Not only is psychopathy related to future violence, but we also know there are some significant differences in the way psychopaths perpetrate their violence. Most criminals start to burn out or reduce their criminal behavior after 40 years of age, but psychopaths may be more likely to continue committing violent behavior (Huss & Langhinrichsen-Rohling, 2000). Psychopaths also appear to commit more instrumental or planned violence than do nonpsychopaths (Cornell et al., 1996). Psychopaths are more likely to commit violence where there is a clearly defined goal, such as with a mob hit or serial killings. Nonpsychopaths are more likely to commit reactive violence, such as crimes of passion or bar fights. As a result, psychopaths are actually less likely to perpetrate murders than are nonpsychopaths because most murders are emotionally based, and they are more likely to victimize strangers than are nonpsychopaths (Williamson, Hare, & Wong, 1987).

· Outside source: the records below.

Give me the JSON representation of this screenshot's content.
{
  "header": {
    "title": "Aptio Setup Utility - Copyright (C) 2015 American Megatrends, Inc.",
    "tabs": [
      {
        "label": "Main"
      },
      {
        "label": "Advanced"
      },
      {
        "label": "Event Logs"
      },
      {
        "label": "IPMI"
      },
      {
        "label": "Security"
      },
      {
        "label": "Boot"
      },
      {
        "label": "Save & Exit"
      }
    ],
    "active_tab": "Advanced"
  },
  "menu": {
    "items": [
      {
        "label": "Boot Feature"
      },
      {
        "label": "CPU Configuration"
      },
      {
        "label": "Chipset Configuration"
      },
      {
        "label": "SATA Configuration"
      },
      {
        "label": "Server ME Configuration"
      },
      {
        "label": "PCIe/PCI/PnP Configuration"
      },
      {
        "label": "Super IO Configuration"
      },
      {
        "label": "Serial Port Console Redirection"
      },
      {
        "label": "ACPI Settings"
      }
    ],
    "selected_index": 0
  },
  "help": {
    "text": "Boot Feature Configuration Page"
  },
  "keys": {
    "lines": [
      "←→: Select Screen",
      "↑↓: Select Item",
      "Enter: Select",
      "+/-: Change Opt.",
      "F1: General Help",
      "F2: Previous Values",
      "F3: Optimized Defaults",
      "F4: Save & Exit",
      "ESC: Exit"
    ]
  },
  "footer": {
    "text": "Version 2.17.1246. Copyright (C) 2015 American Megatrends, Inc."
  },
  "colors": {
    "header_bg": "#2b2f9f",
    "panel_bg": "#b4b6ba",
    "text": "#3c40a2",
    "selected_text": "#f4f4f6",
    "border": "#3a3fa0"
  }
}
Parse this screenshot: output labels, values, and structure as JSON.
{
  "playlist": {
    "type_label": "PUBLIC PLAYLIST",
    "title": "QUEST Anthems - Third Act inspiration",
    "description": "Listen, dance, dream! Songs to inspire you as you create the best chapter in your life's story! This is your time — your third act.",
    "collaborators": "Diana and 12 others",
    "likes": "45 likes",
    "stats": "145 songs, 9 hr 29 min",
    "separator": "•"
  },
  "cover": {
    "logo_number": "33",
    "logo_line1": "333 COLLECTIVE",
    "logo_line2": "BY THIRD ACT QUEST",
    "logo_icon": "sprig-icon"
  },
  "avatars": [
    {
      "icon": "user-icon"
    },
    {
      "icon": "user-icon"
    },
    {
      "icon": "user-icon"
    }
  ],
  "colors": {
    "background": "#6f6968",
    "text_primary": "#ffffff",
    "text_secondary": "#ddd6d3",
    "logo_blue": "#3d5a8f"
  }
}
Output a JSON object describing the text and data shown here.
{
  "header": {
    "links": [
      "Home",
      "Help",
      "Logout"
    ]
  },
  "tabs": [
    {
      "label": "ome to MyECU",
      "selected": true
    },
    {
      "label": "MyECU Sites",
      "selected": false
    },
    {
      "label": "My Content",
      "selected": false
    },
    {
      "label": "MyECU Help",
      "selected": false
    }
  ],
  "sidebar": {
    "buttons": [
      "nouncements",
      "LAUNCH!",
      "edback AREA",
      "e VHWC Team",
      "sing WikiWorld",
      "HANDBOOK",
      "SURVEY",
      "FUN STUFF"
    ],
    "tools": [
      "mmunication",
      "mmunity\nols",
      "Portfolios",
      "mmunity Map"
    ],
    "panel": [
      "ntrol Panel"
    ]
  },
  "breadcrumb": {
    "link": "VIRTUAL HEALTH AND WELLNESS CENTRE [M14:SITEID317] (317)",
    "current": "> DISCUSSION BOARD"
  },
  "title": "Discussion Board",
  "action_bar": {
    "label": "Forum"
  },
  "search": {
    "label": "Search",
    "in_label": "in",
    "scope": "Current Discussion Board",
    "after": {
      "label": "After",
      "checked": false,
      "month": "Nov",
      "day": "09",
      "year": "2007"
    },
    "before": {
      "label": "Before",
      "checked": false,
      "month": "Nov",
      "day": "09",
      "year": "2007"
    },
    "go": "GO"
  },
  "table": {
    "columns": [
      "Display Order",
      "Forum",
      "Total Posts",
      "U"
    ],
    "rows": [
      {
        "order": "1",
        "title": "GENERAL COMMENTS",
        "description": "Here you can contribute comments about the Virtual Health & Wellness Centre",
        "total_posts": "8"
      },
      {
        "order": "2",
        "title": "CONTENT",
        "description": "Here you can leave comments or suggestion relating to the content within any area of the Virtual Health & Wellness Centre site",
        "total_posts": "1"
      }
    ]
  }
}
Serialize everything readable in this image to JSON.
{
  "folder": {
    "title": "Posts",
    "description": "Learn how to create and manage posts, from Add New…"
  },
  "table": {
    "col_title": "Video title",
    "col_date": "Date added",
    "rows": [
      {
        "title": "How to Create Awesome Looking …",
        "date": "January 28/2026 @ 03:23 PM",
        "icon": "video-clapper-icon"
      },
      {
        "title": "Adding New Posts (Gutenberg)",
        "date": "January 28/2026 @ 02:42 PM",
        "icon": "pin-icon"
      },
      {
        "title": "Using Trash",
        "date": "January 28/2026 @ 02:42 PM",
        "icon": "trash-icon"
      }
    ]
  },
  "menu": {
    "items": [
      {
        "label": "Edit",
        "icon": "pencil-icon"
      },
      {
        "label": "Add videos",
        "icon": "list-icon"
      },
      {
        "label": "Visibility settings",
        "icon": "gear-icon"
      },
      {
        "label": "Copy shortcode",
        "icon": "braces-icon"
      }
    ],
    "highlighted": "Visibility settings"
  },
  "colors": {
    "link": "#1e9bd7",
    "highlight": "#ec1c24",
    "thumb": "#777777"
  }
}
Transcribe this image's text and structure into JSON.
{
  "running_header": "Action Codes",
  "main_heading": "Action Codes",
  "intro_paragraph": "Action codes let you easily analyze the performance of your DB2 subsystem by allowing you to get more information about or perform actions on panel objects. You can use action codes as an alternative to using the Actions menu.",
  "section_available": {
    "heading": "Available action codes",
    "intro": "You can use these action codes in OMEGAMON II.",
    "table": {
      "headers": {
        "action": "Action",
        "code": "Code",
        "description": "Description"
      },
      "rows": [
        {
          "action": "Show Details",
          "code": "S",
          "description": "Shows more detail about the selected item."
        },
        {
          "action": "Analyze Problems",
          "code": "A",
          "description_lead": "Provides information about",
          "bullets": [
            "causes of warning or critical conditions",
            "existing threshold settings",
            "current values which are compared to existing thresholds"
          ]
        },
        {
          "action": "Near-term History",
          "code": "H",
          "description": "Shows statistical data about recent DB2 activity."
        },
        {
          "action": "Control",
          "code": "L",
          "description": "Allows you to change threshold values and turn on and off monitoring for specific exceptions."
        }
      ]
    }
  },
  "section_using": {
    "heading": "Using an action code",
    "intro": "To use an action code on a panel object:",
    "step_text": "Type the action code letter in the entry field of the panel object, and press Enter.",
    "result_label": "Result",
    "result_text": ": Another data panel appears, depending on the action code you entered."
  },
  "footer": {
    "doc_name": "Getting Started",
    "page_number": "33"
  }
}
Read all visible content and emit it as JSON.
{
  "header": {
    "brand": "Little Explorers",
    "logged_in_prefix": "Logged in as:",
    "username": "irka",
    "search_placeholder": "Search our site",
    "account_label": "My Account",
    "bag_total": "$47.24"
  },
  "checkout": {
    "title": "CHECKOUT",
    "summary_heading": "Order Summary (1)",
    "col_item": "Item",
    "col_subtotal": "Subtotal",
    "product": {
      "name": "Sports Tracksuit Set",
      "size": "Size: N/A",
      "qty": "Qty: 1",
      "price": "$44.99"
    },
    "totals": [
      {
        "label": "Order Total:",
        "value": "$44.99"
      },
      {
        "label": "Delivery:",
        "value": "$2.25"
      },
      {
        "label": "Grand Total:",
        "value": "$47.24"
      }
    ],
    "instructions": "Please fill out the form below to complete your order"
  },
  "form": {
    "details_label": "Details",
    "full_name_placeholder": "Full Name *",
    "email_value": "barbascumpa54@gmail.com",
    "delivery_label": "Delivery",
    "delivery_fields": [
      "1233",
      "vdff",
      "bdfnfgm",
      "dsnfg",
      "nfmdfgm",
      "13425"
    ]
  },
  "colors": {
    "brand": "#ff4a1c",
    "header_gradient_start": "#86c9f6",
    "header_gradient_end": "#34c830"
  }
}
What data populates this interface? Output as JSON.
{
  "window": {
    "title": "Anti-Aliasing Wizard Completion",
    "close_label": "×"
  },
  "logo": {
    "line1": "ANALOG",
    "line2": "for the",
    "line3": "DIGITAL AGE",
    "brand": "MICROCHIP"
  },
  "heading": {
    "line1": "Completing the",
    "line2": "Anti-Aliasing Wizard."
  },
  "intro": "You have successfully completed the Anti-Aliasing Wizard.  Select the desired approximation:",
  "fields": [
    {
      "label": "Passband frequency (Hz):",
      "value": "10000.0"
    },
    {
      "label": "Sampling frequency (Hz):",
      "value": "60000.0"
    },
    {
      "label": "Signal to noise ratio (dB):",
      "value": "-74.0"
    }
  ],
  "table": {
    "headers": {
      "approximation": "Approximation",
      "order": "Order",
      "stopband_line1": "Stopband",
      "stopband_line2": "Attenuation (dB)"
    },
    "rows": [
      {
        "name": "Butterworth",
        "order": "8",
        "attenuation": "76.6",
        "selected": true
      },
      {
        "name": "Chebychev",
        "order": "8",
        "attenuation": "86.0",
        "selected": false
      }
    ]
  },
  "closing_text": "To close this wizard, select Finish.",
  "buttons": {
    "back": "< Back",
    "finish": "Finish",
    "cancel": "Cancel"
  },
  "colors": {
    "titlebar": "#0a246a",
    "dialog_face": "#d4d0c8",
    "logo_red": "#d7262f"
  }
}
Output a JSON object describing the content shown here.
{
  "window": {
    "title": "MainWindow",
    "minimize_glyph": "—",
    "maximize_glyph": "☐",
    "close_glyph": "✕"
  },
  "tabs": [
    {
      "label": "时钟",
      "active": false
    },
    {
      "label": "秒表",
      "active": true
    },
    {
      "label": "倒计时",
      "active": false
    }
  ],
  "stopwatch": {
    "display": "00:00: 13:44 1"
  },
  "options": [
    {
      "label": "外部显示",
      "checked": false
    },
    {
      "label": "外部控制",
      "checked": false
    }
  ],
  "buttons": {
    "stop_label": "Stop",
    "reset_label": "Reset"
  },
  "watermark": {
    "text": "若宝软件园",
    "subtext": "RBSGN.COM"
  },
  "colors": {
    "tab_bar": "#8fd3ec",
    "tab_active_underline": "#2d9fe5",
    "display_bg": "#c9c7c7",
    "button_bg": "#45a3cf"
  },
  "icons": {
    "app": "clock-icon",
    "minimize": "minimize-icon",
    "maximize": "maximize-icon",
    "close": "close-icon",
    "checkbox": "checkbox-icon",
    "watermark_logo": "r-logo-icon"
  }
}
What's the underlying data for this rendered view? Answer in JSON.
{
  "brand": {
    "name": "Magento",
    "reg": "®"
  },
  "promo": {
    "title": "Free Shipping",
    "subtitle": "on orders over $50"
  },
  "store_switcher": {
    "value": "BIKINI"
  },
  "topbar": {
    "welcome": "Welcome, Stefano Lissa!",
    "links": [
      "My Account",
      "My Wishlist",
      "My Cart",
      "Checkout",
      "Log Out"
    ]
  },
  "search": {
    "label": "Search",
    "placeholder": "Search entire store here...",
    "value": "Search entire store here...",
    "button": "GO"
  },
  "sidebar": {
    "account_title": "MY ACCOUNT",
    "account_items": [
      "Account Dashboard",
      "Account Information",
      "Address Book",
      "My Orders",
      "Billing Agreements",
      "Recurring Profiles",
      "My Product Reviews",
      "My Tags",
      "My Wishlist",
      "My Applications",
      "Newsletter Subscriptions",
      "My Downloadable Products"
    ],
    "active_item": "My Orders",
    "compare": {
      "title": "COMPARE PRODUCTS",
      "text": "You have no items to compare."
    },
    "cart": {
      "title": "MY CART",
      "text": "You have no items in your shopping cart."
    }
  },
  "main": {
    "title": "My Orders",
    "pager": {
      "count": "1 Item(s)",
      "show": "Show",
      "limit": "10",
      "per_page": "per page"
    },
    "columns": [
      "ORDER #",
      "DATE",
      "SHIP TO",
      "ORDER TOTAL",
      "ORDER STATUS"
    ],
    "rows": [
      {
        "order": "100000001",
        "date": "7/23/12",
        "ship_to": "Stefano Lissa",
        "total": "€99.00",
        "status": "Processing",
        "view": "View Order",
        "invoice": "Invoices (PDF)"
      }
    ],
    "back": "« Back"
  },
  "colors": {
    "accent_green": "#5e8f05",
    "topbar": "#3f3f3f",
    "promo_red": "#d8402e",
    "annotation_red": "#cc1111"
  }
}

Besides the relation of psychopathy to criminal behavior and violence, there are several other interesting things we know about psychopaths in regard to their emotional expression and brain functioning. It may be clear that psychopaths have different emotional responses from those of nonpsychopaths, even from just our prior description. Psychopaths process emotion on a more superficial level and are more likely to exhibit emotion in order to control and manipulate people but less likely to do so in a genuine manner (Steuerwald & Kosson, 2000). In describing psychopathic emotion, it is often suggested that they understand the words to the music but they do not feel the beat. In other words, they can define words like anger, sadness, joy, and fear but they do not truly understand or experience them in the same way most people do. There also appear to be some biological differences between psychopaths and nonpsychopaths (Hare, 2001). Although it is questionable whether there are differences in the structure of psychopaths’ brains, it is clear that they function differently. In general, psychopaths appear to be less likely to process information with the outer cortex of the brain, and when they do process information, they are more likely to do so with the occipital lobe of the brain than with the frontal lobe, where the more complex processes tend to take place. Their brain activity has often been compared to sitting in a parked car while stepping on the accelerator. When psychopaths are processing information from their environment, especially emotional information, their brain is racing like the engine of the car. However, psychopaths are not processing the information in a complex manner because all regions of the brain are not accessing or utilizing the information. As a result, it is unlikely to be meaningful to them or get them somewhere, just like racing the engine of a car that is in park.